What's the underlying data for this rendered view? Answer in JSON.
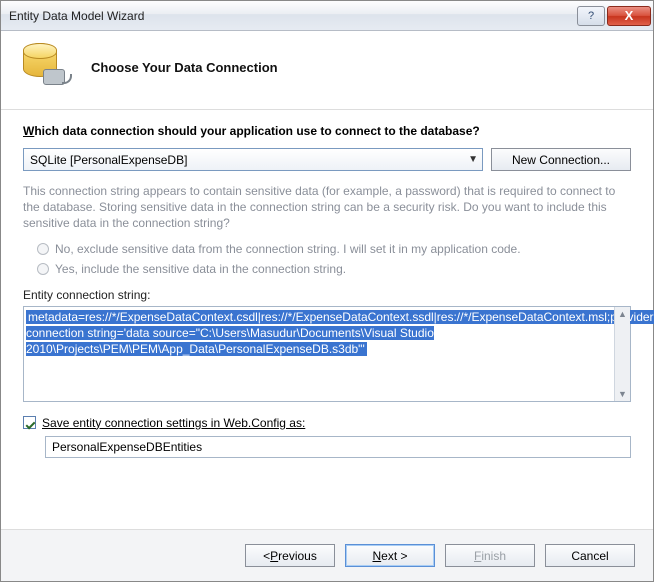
{
  "window": {
    "title": "Entity Data Model Wizard",
    "help_glyph": "?",
    "close_glyph": "X"
  },
  "header": {
    "heading": "Choose Your Data Connection"
  },
  "body": {
    "prompt_pre": "W",
    "prompt_rest": "hich data connection should your application use to connect to the database?",
    "connection_selected": "SQLite [PersonalExpenseDB]",
    "new_connection_label": "New Connection...",
    "info_text": "This connection string appears to contain sensitive data (for example, a password) that is required to connect to the database. Storing sensitive data in the connection string can be a security risk. Do you want to include this sensitive data in the connection string?",
    "radio_no": "No, exclude sensitive data from the connection string. I will set it in my application code.",
    "radio_yes": "Yes, include the sensitive data in the connection string.",
    "connstr_label_pre": "Entity connection strin",
    "connstr_label_ul": "g",
    "connstr_label_post": ":",
    "connection_string": "metadata=res://*/ExpenseDataContext.csdl|res://*/ExpenseDataContext.ssdl|res://*/ExpenseDataContext.msl;provider=System.Data.SQLite;provider connection string='data source=\"C:\\Users\\Masudur\\Documents\\Visual Studio 2010\\Projects\\PEM\\PEM\\App_Data\\PersonalExpenseDB.s3db\"'",
    "save_checkbox_checked": true,
    "save_label_ul": "S",
    "save_label_rest": "ave entity connection settings in Web.Config as:",
    "save_name_value": "PersonalExpenseDBEntities"
  },
  "footer": {
    "previous": "< Previous",
    "next": "Next >",
    "finish": "Finish",
    "cancel": "Cancel"
  }
}
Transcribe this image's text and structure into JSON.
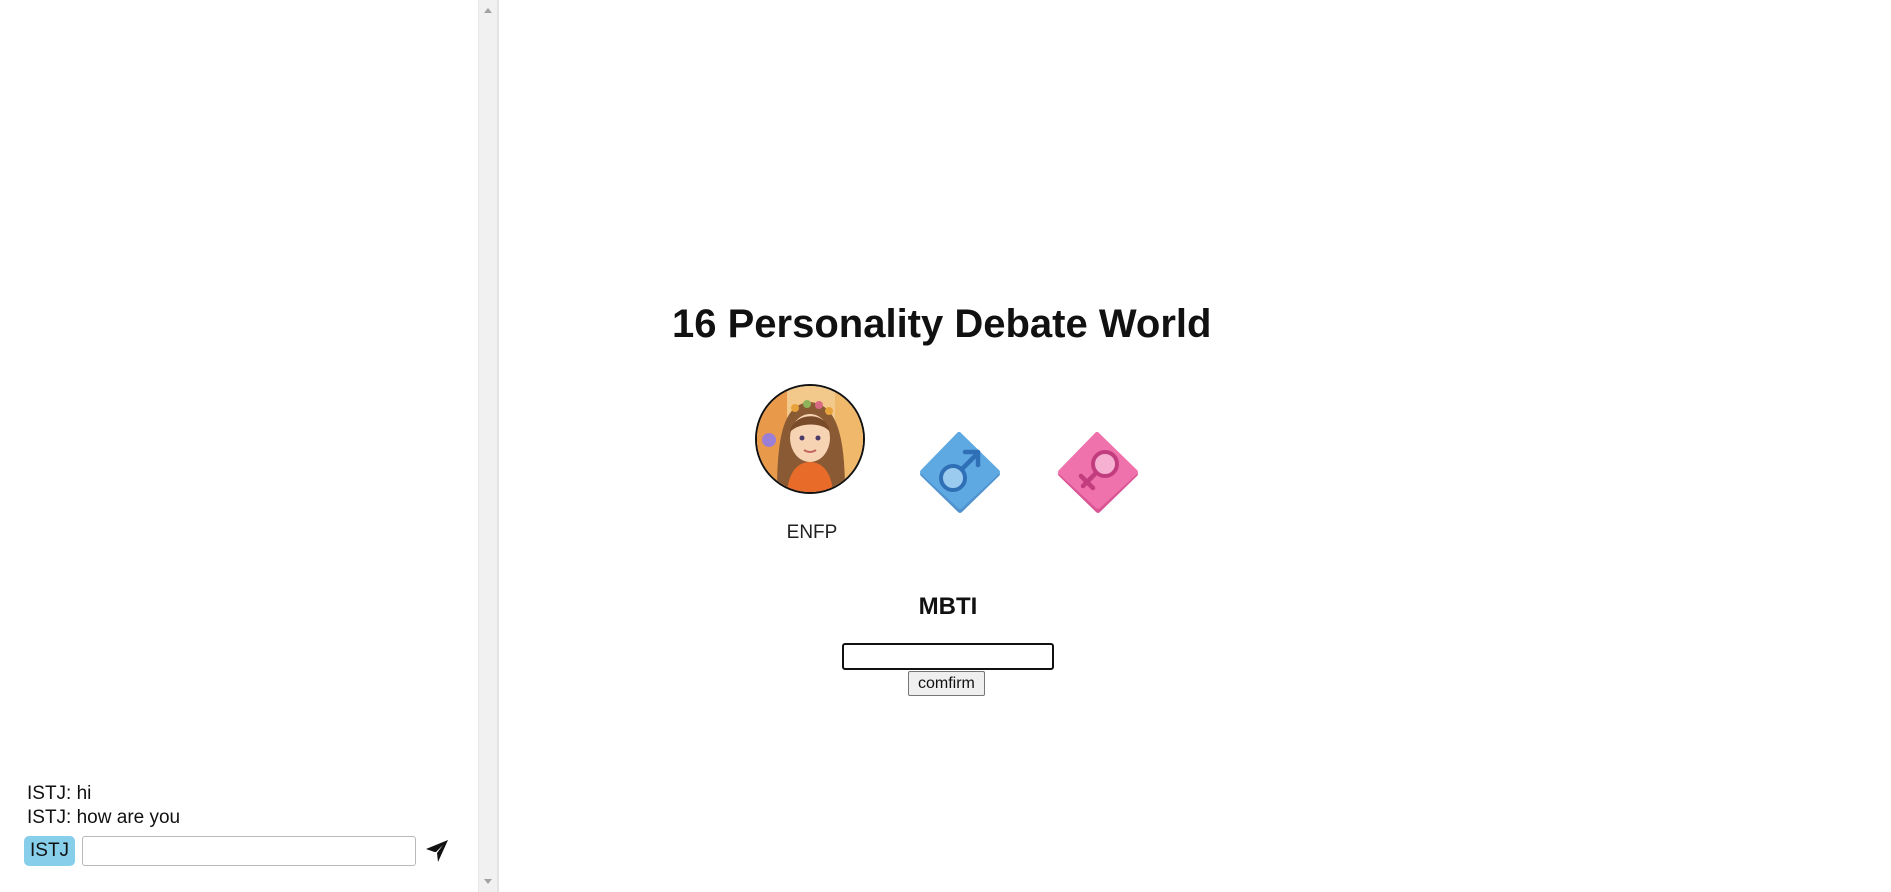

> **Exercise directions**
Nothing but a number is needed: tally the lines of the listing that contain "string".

> **Task solution**
4